* **Work to be completed**
Would you copy out the whole listing exactly as given?

* **Source information**
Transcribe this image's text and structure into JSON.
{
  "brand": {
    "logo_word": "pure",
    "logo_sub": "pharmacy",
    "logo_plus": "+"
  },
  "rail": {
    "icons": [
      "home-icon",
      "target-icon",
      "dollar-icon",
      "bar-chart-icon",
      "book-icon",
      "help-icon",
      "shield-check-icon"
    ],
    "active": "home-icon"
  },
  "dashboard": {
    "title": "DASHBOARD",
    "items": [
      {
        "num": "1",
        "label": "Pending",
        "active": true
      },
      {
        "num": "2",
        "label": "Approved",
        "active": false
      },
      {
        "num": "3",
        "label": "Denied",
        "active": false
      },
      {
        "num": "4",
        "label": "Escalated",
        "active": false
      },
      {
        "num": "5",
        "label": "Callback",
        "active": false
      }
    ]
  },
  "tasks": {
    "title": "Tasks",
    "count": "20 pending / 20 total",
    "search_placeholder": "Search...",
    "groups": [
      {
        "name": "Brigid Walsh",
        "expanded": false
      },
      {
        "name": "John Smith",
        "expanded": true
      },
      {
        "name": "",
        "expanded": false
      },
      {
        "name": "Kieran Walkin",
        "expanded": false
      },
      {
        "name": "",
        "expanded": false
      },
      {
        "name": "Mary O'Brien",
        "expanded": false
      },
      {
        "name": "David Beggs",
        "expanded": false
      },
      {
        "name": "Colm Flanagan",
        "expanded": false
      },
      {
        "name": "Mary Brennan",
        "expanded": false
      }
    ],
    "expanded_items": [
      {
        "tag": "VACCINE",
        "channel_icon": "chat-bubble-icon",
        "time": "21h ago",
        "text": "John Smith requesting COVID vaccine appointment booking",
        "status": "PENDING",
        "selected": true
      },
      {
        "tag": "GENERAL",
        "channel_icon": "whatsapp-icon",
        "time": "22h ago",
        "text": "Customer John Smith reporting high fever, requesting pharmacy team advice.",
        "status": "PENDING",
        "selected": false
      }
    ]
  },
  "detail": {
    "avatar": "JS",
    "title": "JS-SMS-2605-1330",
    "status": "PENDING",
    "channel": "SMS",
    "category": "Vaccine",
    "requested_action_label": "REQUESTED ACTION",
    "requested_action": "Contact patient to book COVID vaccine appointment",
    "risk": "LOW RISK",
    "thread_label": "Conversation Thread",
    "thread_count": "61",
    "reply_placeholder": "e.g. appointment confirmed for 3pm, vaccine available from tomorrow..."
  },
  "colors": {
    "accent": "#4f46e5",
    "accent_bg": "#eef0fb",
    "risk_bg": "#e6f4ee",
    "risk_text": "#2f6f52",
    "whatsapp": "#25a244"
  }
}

* **Finished task**
Transcribe this image's text and structure into JSON.
{
  "brand": {
    "logo_word": "pure",
    "logo_sub": "pharmacy",
    "logo_plus": "+"
  },
  "rail": {
    "icons": [
      "home-icon",
      "target-icon",
      "dollar-icon",
      "bar-chart-icon",
      "book-icon",
      "help-icon",
      "shield-check-icon"
    ],
    "active": "home-icon"
  },
  "dashboard": {
    "title": "DASHBOARD",
    "items": [
      {
        "num": "1",
        "label": "Pending",
        "active": true
      },
      {
        "num": "2",
        "label": "Approved",
        "active": false
      },
      {
        "num": "3",
        "label": "Denied",
        "active": false
      },
      {
        "num": "4",
        "label": "Escalated",
        "active": false
      },
      {
        "num": "5",
        "label": "Callback",
        "active": false
      }
    ]
  },
  "tasks": {
    "title": "Tasks",
    "count": "20 pending / 20 total",
    "search_placeholder": "Search...",
    "groups": [
      {
        "name": "Brigid Walsh",
        "expanded": false
      },
      {
        "name": "John Smith",
        "expanded": true
      },
      {
        "name": "",
        "expanded": false
      },
      {
        "name": "Kieran Walkin",
        "expanded": false
      },
      {
        "name": "",
        "expanded": false
      },
      {
        "name": "Mary O'Brien",
        "expanded": false
      },
      {
        "name": "David Beggs",
        "expanded": false
      },
      {
        "name": "Colm Flanagan",
        "expanded": false
      },
      {
        "name": "Mary Brennan",
        "expanded": false
      }
    ],
    "expanded_items": [
      {
        "tag": "VACCINE",
        "channel_icon": "chat-bubble-icon",
        "time": "21h ago",
        "text": "John Smith requesting COVID vaccine appointment booking",
        "status": "PENDING",
        "selected": true
      },
      {
        "tag": "GENERAL",
        "channel_icon": "whatsapp-icon",
        "time": "22h ago",
        "text": "Customer John Smith reporting high fever, requesting pharmacy team advice.",
        "status": "PENDING",
        "selected": false
      }
    ]
  },
  "detail": {
    "avatar": "JS",
    "title": "JS-SMS-2605-1330",
    "status": "PENDING",
    "channel": "SMS",
    "category": "Vaccine",
    "requested_action_label": "REQUESTED ACTION",
    "requested_action": "Contact patient to book COVID vaccine appointment",
    "risk": "LOW RISK",
    "thread_label": "Conversation Thread",
    "thread_count": "61",
    "reply_placeholder": "e.g. appointment confirmed for 3pm, vaccine available from tomorrow..."
  },
  "colors": {
    "accent": "#4f46e5",
    "accent_bg": "#eef0fb",
    "risk_bg": "#e6f4ee",
    "risk_text": "#2f6f52",
    "whatsapp": "#25a244"
  }
}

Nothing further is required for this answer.